++++ DATA FOR PROCESSING ++++

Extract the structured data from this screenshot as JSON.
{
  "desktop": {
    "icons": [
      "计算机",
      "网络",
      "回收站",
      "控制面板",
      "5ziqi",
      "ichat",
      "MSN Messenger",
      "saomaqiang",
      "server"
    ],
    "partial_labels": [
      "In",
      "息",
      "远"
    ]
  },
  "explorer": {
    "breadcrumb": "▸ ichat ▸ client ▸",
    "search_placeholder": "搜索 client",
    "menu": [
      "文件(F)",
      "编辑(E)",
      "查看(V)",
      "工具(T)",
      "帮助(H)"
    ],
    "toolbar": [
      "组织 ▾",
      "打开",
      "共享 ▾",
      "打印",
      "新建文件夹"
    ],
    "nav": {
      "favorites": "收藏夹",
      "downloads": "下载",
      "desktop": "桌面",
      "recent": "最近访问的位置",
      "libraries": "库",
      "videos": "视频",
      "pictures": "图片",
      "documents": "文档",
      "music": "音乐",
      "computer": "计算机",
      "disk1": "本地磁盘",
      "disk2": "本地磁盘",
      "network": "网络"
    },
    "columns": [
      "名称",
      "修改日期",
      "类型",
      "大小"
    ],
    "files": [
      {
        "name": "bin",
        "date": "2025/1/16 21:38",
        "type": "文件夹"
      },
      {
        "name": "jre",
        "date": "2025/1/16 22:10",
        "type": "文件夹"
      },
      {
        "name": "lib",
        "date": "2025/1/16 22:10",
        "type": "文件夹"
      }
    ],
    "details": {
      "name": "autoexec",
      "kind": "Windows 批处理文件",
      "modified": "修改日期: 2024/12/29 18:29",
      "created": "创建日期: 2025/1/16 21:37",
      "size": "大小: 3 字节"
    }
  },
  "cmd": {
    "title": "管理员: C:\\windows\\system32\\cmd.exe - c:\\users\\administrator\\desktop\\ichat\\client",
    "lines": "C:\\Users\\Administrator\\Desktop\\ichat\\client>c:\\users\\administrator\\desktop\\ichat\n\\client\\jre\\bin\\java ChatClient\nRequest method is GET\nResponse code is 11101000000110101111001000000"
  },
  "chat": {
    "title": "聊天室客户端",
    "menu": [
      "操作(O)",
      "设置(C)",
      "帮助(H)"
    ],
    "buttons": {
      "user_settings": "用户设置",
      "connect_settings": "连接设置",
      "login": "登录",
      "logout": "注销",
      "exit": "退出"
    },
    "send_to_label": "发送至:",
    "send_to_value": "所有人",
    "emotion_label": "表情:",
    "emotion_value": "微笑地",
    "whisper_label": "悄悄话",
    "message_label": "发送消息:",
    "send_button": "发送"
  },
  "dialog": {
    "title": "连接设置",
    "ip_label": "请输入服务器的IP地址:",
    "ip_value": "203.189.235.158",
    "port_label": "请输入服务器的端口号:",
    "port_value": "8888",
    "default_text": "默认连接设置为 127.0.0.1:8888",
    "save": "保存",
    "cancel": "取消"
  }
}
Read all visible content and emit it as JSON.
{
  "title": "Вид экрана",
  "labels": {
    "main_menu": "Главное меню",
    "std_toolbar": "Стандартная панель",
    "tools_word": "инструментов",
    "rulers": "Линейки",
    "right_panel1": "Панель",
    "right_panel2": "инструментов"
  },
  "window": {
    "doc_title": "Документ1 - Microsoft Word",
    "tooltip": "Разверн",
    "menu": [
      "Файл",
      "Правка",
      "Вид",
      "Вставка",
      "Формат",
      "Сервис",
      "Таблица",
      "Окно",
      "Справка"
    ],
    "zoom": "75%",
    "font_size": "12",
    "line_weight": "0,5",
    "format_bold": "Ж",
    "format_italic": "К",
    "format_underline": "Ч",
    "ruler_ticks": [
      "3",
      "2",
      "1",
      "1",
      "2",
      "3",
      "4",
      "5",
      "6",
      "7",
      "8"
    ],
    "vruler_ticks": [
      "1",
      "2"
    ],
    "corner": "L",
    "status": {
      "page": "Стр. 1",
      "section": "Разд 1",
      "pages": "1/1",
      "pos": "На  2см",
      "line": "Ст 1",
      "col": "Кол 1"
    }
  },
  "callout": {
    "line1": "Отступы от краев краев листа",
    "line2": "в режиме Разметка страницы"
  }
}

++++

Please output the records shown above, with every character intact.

Extract the structured data from this screenshot as JSON.
{
  "desktop": {
    "icons": [
      "计算机",
      "网络",
      "回收站",
      "控制面板",
      "5ziqi",
      "ichat",
      "MSN Messenger",
      "saomaqiang",
      "server"
    ],
    "partial_labels": [
      "In",
      "息",
      "远"
    ]
  },
  "explorer": {
    "breadcrumb": "▸ ichat ▸ client ▸",
    "search_placeholder": "搜索 client",
    "menu": [
      "文件(F)",
      "编辑(E)",
      "查看(V)",
      "工具(T)",
      "帮助(H)"
    ],
    "toolbar": [
      "组织 ▾",
      "打开",
      "共享 ▾",
      "打印",
      "新建文件夹"
    ],
    "nav": {
      "favorites": "收藏夹",
      "downloads": "下载",
      "desktop": "桌面",
      "recent": "最近访问的位置",
      "libraries": "库",
      "videos": "视频",
      "pictures": "图片",
      "documents": "文档",
      "music": "音乐",
      "computer": "计算机",
      "disk1": "本地磁盘",
      "disk2": "本地磁盘",
      "network": "网络"
    },
    "columns": [
      "名称",
      "修改日期",
      "类型",
      "大小"
    ],
    "files": [
      {
        "name": "bin",
        "date": "2025/1/16 21:38",
        "type": "文件夹"
      },
      {
        "name": "jre",
        "date": "2025/1/16 22:10",
        "type": "文件夹"
      },
      {
        "name": "lib",
        "date": "2025/1/16 22:10",
        "type": "文件夹"
      }
    ],
    "details": {
      "name": "autoexec",
      "kind": "Windows 批处理文件",
      "modified": "修改日期: 2024/12/29 18:29",
      "created": "创建日期: 2025/1/16 21:37",
      "size": "大小: 3 字节"
    }
  },
  "cmd": {
    "title": "管理员: C:\\windows\\system32\\cmd.exe - c:\\users\\administrator\\desktop\\ichat\\client",
    "lines": "C:\\Users\\Administrator\\Desktop\\ichat\\client>c:\\users\\administrator\\desktop\\ichat\n\\client\\jre\\bin\\java ChatClient\nRequest method is GET\nResponse code is 11101000000110101111001000000"
  },
  "chat": {
    "title": "聊天室客户端",
    "menu": [
      "操作(O)",
      "设置(C)",
      "帮助(H)"
    ],
    "buttons": {
      "user_settings": "用户设置",
      "connect_settings": "连接设置",
      "login": "登录",
      "logout": "注销",
      "exit": "退出"
    },
    "send_to_label": "发送至:",
    "send_to_value": "所有人",
    "emotion_label": "表情:",
    "emotion_value": "微笑地",
    "whisper_label": "悄悄话",
    "message_label": "发送消息:",
    "send_button": "发送"
  },
  "dialog": {
    "title": "连接设置",
    "ip_label": "请输入服务器的IP地址:",
    "ip_value": "203.189.235.158",
    "port_label": "请输入服务器的端口号:",
    "port_value": "8888",
    "default_text": "默认连接设置为 127.0.0.1:8888",
    "save": "保存",
    "cancel": "取消"
  }
}
Read all visible content and emit it as JSON.
{
  "title": "Вид экрана",
  "labels": {
    "main_menu": "Главное меню",
    "std_toolbar": "Стандартная панель",
    "tools_word": "инструментов",
    "rulers": "Линейки",
    "right_panel1": "Панель",
    "right_panel2": "инструментов"
  },
  "window": {
    "doc_title": "Документ1 - Microsoft Word",
    "tooltip": "Разверн",
    "menu": [
      "Файл",
      "Правка",
      "Вид",
      "Вставка",
      "Формат",
      "Сервис",
      "Таблица",
      "Окно",
      "Справка"
    ],
    "zoom": "75%",
    "font_size": "12",
    "line_weight": "0,5",
    "format_bold": "Ж",
    "format_italic": "К",
    "format_underline": "Ч",
    "ruler_ticks": [
      "3",
      "2",
      "1",
      "1",
      "2",
      "3",
      "4",
      "5",
      "6",
      "7",
      "8"
    ],
    "vruler_ticks": [
      "1",
      "2"
    ],
    "corner": "L",
    "status": {
      "page": "Стр. 1",
      "section": "Разд 1",
      "pages": "1/1",
      "pos": "На  2см",
      "line": "Ст 1",
      "col": "Кол 1"
    }
  },
  "callout": {
    "line1": "Отступы от краев краев листа",
    "line2": "в режиме Разметка страницы"
  }
}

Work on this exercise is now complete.